24th November 2013 – The Wall Street Journal

A Weak Agreement Likely to Get Worse

Mark Dubowitz, Orde Kittrie

The Geneva deal agreed to Sunday by six major powers with Iran is a gamble on Western optimism. While slightly rolling back Iranian nuclear capability... more...

Analysis & Commentary

22nd July 2014 – Iran Matters

Expert Opinions on the Extension of Negotiations

Orde Kittrie

Nine foreign policy experts write on what they believe the extension of P5+1 talks will mean for the future of nuclear negotiations with Iran. more...

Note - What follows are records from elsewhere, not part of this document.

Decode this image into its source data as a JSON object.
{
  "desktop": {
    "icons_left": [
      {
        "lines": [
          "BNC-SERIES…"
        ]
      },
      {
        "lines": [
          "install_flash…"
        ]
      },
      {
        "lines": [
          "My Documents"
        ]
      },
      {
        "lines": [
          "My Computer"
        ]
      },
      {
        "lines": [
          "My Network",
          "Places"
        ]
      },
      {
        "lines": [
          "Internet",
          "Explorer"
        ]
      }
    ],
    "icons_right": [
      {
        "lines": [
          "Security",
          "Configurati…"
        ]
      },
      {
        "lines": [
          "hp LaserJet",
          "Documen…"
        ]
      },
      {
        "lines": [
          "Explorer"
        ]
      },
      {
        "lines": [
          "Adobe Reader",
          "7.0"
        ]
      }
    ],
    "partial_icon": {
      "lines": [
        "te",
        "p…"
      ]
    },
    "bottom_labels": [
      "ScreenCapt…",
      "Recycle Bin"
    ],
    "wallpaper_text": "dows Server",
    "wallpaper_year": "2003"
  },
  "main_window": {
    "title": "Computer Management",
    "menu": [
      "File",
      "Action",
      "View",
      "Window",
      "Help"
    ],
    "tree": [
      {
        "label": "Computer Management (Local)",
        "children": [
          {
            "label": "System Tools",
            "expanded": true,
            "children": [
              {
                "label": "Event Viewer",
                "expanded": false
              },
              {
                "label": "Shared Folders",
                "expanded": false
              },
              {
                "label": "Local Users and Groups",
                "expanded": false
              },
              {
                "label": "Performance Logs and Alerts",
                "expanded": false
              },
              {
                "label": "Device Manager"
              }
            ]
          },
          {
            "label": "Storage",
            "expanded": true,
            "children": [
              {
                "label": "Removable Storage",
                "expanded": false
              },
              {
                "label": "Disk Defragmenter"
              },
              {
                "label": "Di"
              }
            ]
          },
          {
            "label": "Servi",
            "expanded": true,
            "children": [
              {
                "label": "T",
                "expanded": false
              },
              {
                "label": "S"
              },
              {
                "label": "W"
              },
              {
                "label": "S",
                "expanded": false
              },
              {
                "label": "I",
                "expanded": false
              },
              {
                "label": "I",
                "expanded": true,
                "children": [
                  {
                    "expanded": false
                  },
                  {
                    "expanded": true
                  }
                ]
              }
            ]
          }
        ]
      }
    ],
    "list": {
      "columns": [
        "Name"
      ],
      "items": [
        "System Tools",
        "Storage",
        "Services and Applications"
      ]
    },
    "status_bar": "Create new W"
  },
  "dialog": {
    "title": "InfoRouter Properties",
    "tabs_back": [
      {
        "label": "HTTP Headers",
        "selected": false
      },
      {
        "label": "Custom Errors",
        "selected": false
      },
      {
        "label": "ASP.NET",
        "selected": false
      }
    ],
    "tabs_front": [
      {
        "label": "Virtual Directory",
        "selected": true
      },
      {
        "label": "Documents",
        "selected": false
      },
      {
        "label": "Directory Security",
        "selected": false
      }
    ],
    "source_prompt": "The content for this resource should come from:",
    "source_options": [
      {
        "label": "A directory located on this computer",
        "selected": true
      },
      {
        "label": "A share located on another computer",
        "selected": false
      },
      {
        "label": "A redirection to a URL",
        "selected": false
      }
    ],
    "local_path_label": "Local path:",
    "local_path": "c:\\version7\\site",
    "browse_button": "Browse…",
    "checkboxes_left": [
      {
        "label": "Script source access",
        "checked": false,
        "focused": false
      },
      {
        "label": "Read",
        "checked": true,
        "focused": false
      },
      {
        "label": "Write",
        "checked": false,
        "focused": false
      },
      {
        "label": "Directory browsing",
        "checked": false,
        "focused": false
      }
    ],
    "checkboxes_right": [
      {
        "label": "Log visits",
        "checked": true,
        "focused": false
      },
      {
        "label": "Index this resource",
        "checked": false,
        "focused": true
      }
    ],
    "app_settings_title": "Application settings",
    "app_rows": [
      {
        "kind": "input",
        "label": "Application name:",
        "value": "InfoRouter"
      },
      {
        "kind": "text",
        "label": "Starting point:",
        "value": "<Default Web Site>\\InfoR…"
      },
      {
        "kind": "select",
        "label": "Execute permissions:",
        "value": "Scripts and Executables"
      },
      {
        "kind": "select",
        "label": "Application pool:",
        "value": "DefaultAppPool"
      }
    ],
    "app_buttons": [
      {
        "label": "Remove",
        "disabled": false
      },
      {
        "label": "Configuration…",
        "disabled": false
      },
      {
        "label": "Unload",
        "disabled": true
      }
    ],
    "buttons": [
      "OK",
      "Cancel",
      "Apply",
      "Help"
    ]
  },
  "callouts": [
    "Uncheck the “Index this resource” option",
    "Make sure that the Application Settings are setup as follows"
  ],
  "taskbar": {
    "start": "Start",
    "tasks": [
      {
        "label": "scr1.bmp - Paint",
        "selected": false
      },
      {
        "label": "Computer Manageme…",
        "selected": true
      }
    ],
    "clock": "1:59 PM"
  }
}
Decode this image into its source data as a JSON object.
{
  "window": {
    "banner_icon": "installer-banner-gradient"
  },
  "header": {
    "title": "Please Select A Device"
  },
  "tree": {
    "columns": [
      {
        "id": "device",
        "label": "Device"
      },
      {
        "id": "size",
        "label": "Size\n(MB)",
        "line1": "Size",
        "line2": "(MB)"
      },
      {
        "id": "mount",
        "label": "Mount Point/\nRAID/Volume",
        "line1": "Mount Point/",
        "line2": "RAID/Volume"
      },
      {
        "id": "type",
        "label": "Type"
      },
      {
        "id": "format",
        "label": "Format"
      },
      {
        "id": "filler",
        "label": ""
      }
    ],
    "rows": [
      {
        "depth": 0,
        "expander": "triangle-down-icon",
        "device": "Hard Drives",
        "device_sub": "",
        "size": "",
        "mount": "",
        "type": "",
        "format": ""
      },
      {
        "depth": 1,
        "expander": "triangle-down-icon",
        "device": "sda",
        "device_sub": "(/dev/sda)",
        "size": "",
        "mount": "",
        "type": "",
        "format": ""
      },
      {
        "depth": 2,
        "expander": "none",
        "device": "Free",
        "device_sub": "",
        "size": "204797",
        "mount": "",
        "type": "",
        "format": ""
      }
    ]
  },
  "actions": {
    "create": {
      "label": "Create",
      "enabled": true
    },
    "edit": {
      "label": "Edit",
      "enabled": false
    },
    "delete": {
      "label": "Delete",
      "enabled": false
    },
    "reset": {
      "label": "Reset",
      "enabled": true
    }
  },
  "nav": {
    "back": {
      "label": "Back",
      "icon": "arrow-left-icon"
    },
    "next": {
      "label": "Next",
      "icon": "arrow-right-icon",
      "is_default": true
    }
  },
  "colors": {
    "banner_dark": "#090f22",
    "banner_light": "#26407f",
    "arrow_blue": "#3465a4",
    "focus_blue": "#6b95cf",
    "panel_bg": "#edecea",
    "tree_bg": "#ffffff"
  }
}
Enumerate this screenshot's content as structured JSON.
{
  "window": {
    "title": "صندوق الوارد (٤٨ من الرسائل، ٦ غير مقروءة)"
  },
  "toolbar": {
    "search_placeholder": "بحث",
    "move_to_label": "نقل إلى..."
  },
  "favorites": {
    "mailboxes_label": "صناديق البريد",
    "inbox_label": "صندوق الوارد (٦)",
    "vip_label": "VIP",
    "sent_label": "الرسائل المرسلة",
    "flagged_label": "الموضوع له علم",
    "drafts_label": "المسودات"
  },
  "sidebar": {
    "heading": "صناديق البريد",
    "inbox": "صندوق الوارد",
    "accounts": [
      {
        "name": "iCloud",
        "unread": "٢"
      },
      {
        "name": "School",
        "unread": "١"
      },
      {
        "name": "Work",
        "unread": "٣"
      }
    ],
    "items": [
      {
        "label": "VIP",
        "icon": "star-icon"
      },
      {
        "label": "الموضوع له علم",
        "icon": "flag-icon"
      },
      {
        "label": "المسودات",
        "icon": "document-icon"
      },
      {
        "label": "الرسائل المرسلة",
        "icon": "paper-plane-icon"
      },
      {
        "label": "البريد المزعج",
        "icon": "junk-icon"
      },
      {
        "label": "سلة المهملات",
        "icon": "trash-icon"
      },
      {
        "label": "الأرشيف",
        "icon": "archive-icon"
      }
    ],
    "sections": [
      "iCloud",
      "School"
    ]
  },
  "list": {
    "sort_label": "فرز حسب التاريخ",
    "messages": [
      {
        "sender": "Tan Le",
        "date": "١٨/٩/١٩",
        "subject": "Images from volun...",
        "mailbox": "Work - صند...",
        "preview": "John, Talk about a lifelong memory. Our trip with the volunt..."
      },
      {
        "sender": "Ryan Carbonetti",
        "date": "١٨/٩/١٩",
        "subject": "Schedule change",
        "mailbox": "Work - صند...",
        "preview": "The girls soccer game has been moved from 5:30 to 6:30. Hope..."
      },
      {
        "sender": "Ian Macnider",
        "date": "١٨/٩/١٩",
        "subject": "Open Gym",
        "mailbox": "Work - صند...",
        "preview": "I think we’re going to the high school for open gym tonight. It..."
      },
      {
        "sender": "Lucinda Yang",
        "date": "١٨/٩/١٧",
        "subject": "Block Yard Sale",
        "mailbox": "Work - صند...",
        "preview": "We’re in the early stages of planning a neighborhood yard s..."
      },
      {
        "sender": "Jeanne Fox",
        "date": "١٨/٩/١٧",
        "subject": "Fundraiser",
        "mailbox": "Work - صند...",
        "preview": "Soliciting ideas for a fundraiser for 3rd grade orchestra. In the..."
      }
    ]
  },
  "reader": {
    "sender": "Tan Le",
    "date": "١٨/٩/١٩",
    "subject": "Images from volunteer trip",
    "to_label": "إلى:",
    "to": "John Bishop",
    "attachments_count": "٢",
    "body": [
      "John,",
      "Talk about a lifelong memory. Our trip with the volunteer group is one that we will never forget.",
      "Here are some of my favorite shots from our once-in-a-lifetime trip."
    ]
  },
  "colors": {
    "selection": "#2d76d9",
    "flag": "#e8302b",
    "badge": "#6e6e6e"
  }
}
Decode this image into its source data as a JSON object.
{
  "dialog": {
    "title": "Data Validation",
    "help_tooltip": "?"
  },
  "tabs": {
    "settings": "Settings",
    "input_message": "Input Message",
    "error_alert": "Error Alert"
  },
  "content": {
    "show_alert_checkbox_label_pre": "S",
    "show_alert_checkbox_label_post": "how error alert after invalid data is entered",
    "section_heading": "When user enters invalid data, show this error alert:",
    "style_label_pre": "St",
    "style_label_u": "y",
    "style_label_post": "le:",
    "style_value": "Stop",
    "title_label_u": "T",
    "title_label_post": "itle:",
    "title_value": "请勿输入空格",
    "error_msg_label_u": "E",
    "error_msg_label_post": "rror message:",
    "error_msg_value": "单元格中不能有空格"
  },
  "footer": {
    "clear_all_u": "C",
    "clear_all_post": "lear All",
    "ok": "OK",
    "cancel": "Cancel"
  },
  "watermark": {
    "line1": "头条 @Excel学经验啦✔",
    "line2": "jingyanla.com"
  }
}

24th April 2014 – Quoted by Leah McGrath Goodman and Lynnley Browning, Newsweek

The Art of Financial Warfare: How the West Is Pushing Putin’s Buttons

Orde Kittrie

“We found out by Twitter,” an executive at Gunvor Group Ltd., the world’s fourth-largest oil trading firm, told Newsweek. It was midday on March 20 when the executive... more...

22nd January 2014 – Syndicated

Secure Freedom Radio

Orde Kittrie

FDD's Orde Kittrie digs deeper into the meaning of the Iranian Foreign Minister's visit to the grave of Imad Mugniyah, a Hezbollah operative who was responsible for... more...

10th January 2014 – Quoted by Daniel-Dylan Bohmer, Die Welt

Iran-Abkommen Wird Umgesetzt – Mit Verzögerung

Orde Kittrie

Eigentlich hat jetzt die spannende Phase begonnen, lange nachdem die Kameras abgeschaltet und die Korrespondenten nach Hause geflogen sind. Die Gläser... more...